Shark attack survivor seeks career in marine biology

Nova scientists take 13-year-old on shark tag and release mission

While getting ready for work earlier this year, Joe Donzelli had NBC’s “Today Show” on in the background when something caught his attention.

They were talking about Ella Reed, a native Florida teenager who in May had been bitten by a shark off Fort Pierce while wading in the surf near her home.

Donzelli, a media sspokesperson for Nova Southeastern University (NSU), was intrigued. “Working at NSU all these years, my ears prick up when I hear someone talking about sharks,” Donzelli said.

“When I focused in on the story, I said to myself, ‘Oh, we’ve gotta get her to come shark tagging with our research scientists. That can’t be the only encounter she has with a shark.’ ”He was impressed with her poise and courage — not everyone would be so blasé having been bitten by a shark. And something else in the story caught his attention.

“I heard that Ella was interested in being a marine biologist, and given NSU’s preeminence in the field, I knew this was a perfect match,” Donzelli said.

When he got to work, Donzelli reached out to the reporter who did the story for the “Today Show”. Almost immediately the reporter said he’d contact the family to see if they were interested.

Sure enough, they jumped at the chance.

“When I got the invitation to go shark tagging, I was super excited,” Ella said.

Just a couple of weeks later, researchers from NSU’s Guy Harvey Research Institute (GHRI) welcomed the Today Show’s crew, along with Ella, her friend Kloe (who was with Ella and helped her when she was bitten), her brother and parents.

They joined two research scientists who both hold doctorates: Mahmood Shivji, director of NSUs GHRI, and Derek Burkholder, along with their crew for a day on the Atlantic to catch, tag and release sharks off the Florida Coast.

“Understanding sharks is vitally important for restoring and maintaining the overall health of our oceans,” Shivji said. “As high-level and apex predators, they play a major part in balancing the marine ecosystem, and if there are no sharks, the oceans and by extension, the Earth, will suffer.”

Shivji said that some estimates show that annually 100 million sharks are removed from the oceans — yes, you read that right.

“Clearly that is not a sustainable number, and many shark species have declined by 70 to 90 percent,” he said. “By learning as much about sharks as we can, that information can be used by ocean management authorities to properly conserve sharks for generations to come.”

When the day came to head out on the ocean, everyone was nervous about whether they would catch a shark, said Donzelli, who has been on past trips when an entire day was spent on the water with no catch.

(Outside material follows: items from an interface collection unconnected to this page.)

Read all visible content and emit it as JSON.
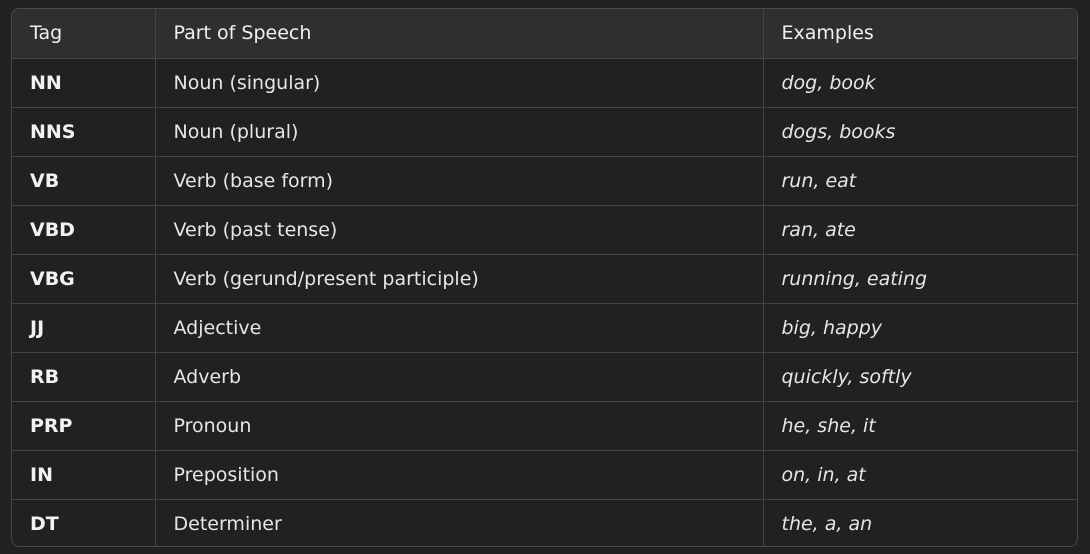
{
  "headers": {
    "tag": "Tag",
    "pos": "Part of Speech",
    "examples": "Examples"
  },
  "rows": [
    {
      "tag": "NN",
      "pos": "Noun (singular)",
      "examples": "dog, book"
    },
    {
      "tag": "NNS",
      "pos": "Noun (plural)",
      "examples": "dogs, books"
    },
    {
      "tag": "VB",
      "pos": "Verb (base form)",
      "examples": "run, eat"
    },
    {
      "tag": "VBD",
      "pos": "Verb (past tense)",
      "examples": "ran, ate"
    },
    {
      "tag": "VBG",
      "pos": "Verb (gerund/present participle)",
      "examples": "running, eating"
    },
    {
      "tag": "JJ",
      "pos": "Adjective",
      "examples": "big, happy"
    },
    {
      "tag": "RB",
      "pos": "Adverb",
      "examples": "quickly, softly"
    },
    {
      "tag": "PRP",
      "pos": "Pronoun",
      "examples": "he, she, it"
    },
    {
      "tag": "IN",
      "pos": "Preposition",
      "examples": "on, in, at"
    },
    {
      "tag": "DT",
      "pos": "Determiner",
      "examples": "the, a, an"
    }
  ]
}
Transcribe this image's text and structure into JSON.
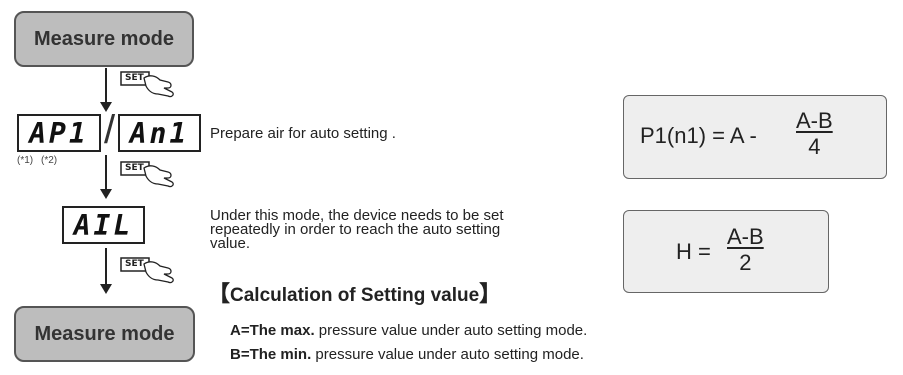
{
  "flow": {
    "mode_label_top": "Measure mode",
    "mode_label_bottom": "Measure mode",
    "set_label": "SET",
    "display_ap1": "AP1",
    "display_an1": "An1",
    "display_ail": "AIL",
    "note1": "(*1)",
    "note2": "(*2)"
  },
  "steps": {
    "prepare": "Prepare air for auto setting .",
    "repeat_line1": "Under this mode, the  device needs to be set",
    "repeat_line2": "repeatedly in order to reach the auto setting",
    "repeat_line3": "value."
  },
  "calc": {
    "open_bracket": "【",
    "title": "Calculation of  Setting value",
    "close_bracket": "】",
    "a_key": "A=The max.",
    "a_rest": " pressure value under auto setting mode.",
    "b_key": "B=The min.",
    "b_rest": " pressure value under auto setting mode."
  },
  "formulas": {
    "p1_lhs": "P1(n1) = A -",
    "p1_num": "A-B",
    "p1_den": "4",
    "h_lhs": "H =",
    "h_num": "A-B",
    "h_den": "2"
  }
}
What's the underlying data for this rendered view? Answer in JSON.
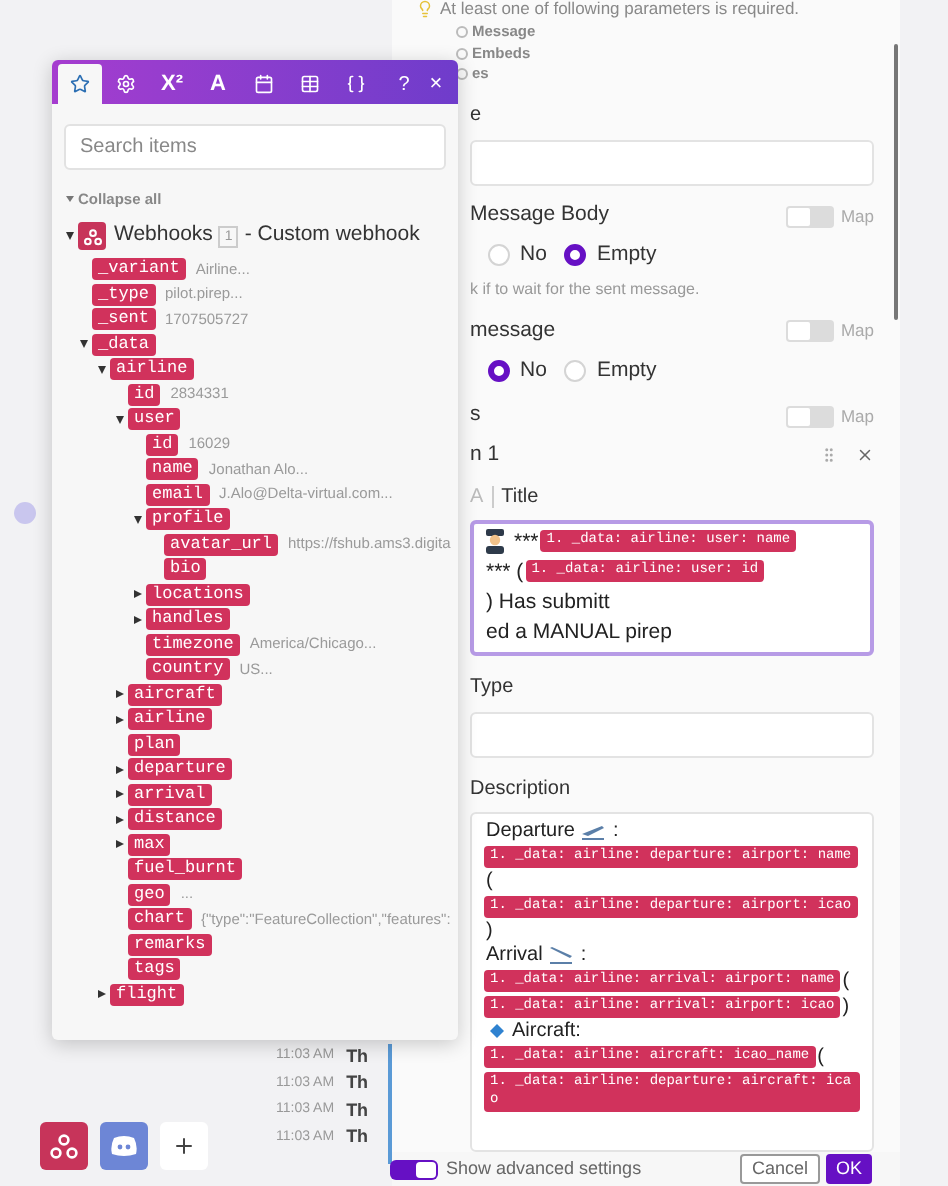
{
  "settings_panel": {
    "hint": {
      "text": "At least one of following parameters is required.",
      "options": [
        {
          "label": "Message"
        },
        {
          "label": "Embeds"
        },
        {
          "label": "es"
        }
      ]
    },
    "sections": [
      {
        "kind": "input",
        "label": "e"
      },
      {
        "kind": "radio",
        "label": "Message Body",
        "map": {
          "label": "Map",
          "on": false
        },
        "options": [
          {
            "label": "No",
            "selected": false
          },
          {
            "label": "Empty",
            "selected": true
          }
        ],
        "help": "k if to wait for the sent message."
      },
      {
        "kind": "radio",
        "label": "message",
        "map": {
          "label": "Map",
          "on": false
        },
        "options": [
          {
            "label": "No",
            "selected": true
          },
          {
            "label": "Empty",
            "selected": false
          }
        ]
      },
      {
        "kind": "heading",
        "label": "s",
        "map": {
          "label": "Map",
          "on": false
        }
      },
      {
        "kind": "item",
        "label": "n 1"
      },
      {
        "kind": "rich",
        "prefix": "A",
        "label": "Title",
        "focused": true,
        "segments": [
          {
            "kind": "pilot"
          },
          {
            "kind": "text",
            "text": "***"
          },
          {
            "kind": "pill",
            "text": "1. _data: airline: user: name"
          },
          {
            "kind": "text",
            "text": "*** ("
          },
          {
            "kind": "pill",
            "text": "1. _data: airline: user: id"
          },
          {
            "kind": "text",
            "text": ") Has submitt"
          },
          {
            "kind": "break"
          },
          {
            "kind": "text",
            "text": "ed a MANUAL pirep"
          }
        ]
      },
      {
        "kind": "input",
        "label": "Type"
      },
      {
        "kind": "rich",
        "label": "Description",
        "focused": false,
        "segments": [
          {
            "kind": "text",
            "text": "Departure"
          },
          {
            "kind": "takeoff"
          },
          {
            "kind": "text",
            "text": ":"
          },
          {
            "kind": "break"
          },
          {
            "kind": "pill",
            "text": "1. _data: airline: departure: airport: name"
          },
          {
            "kind": "break"
          },
          {
            "kind": "text",
            "text": "("
          },
          {
            "kind": "break"
          },
          {
            "kind": "pill",
            "text": "1. _data: airline: departure: airport: icao"
          },
          {
            "kind": "break"
          },
          {
            "kind": "text",
            "text": ")"
          },
          {
            "kind": "break"
          },
          {
            "kind": "text",
            "text": "Arrival"
          },
          {
            "kind": "landing"
          },
          {
            "kind": "text",
            "text": ":"
          },
          {
            "kind": "break"
          },
          {
            "kind": "pill",
            "text": "1. _data: airline: arrival: airport: name"
          },
          {
            "kind": "text",
            "text": "("
          },
          {
            "kind": "break"
          },
          {
            "kind": "pill",
            "text": "1. _data: airline: arrival: airport: icao"
          },
          {
            "kind": "text",
            "text": ")"
          },
          {
            "kind": "break"
          },
          {
            "kind": "diamond"
          },
          {
            "kind": "text",
            "text": "Aircraft:"
          },
          {
            "kind": "break"
          },
          {
            "kind": "pill",
            "text": "1. _data: airline: aircraft: icao_name"
          },
          {
            "kind": "text",
            "text": "("
          },
          {
            "kind": "break"
          },
          {
            "kind": "pill",
            "text": "1. _data: airline: departure: aircraft: icao"
          }
        ]
      }
    ],
    "footer": {
      "advanced": {
        "label": "Show advanced settings",
        "on": true
      },
      "buttons": [
        {
          "label": "Cancel",
          "kind": "secondary"
        },
        {
          "label": "OK",
          "kind": "primary"
        }
      ]
    }
  },
  "log": [
    {
      "time": "11:03 AM",
      "text": "Th"
    },
    {
      "time": "11:03 AM",
      "text": "Th"
    },
    {
      "time": "11:03 AM",
      "text": "Th"
    },
    {
      "time": "11:03 AM",
      "text": "Th"
    }
  ],
  "apps": [
    {
      "kind": "webhook"
    },
    {
      "kind": "discord"
    },
    {
      "kind": "add"
    }
  ],
  "mapper": {
    "tabs": [
      {
        "kind": "favorites",
        "selected": true
      },
      {
        "kind": "general",
        "selected": false
      },
      {
        "kind": "math",
        "label": "X²",
        "selected": false
      },
      {
        "kind": "text",
        "label": "A",
        "selected": false
      },
      {
        "kind": "date",
        "selected": false
      },
      {
        "kind": "array",
        "selected": false
      },
      {
        "kind": "json",
        "selected": false
      }
    ],
    "help": "?",
    "close": "×",
    "search": {
      "placeholder": "Search items"
    },
    "collapse_label": "Collapse all",
    "module": {
      "name": "Webhooks",
      "count": "1",
      "suffix": "- Custom webhook",
      "expanded": true,
      "children": [
        {
          "key": "_variant",
          "value": "Airline..."
        },
        {
          "key": "_type",
          "value": "pilot.pirep..."
        },
        {
          "key": "_sent",
          "value": "1707505727"
        },
        {
          "key": "_data",
          "expanded": true,
          "children": [
            {
              "key": "airline",
              "expanded": true,
              "children": [
                {
                  "key": "id",
                  "value": "2834331"
                },
                {
                  "key": "user",
                  "expanded": true,
                  "children": [
                    {
                      "key": "id",
                      "value": "16029"
                    },
                    {
                      "key": "name",
                      "value": "Jonathan Alo..."
                    },
                    {
                      "key": "email",
                      "value": "J.Alo@Delta-virtual.com..."
                    },
                    {
                      "key": "profile",
                      "expanded": true,
                      "children": [
                        {
                          "key": "avatar_url",
                          "value": "https://fshub.ams3.digita"
                        },
                        {
                          "key": "bio"
                        }
                      ]
                    },
                    {
                      "key": "locations",
                      "expanded": false
                    },
                    {
                      "key": "handles",
                      "expanded": false
                    },
                    {
                      "key": "timezone",
                      "value": "America/Chicago..."
                    },
                    {
                      "key": "country",
                      "value": "US..."
                    }
                  ]
                },
                {
                  "key": "aircraft",
                  "expanded": false
                },
                {
                  "key": "airline",
                  "expanded": false
                },
                {
                  "key": "plan"
                },
                {
                  "key": "departure",
                  "expanded": false
                },
                {
                  "key": "arrival",
                  "expanded": false
                },
                {
                  "key": "distance",
                  "expanded": false
                },
                {
                  "key": "max",
                  "expanded": false
                },
                {
                  "key": "fuel_burnt"
                },
                {
                  "key": "geo",
                  "value": "..."
                },
                {
                  "key": "chart",
                  "value": "{\"type\":\"FeatureCollection\",\"features\":"
                },
                {
                  "key": "remarks"
                },
                {
                  "key": "tags"
                }
              ]
            },
            {
              "key": "flight",
              "expanded": false
            }
          ]
        }
      ]
    }
  }
}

“There’s an old saying — it’s called fishing, not catching,” he said with a laugh.

But nothing was going to dampen this day for Ella — after pulling up a few empty bait lines, bingo, they had a shark. And not just any shark, a 9-and-a-half-foot long, 500-plus pound female tiger shark.

The group managed to catch two additional sharks — nurse sharks — during the trip, and each time Ella and her group was right there working with NSU researchers, enjoying every minute.

In fact, with one of the nurse sharks, Ella, fearless as ever, jumped in the water and got up close and personal with the large fish.

When the group returned to shore, there was one more surprise for Ella and her family.

“We talked with our admissions folks, and they agreed that we needed to nurture her love of the ocean and marine biology,” Donzelli said.

“So, we are reserving a spot for Ella when she graduates from high school and will work to provide her with as many scholarship opportunities as we can.

“We’d be lucky to have her become an NSU Shark.”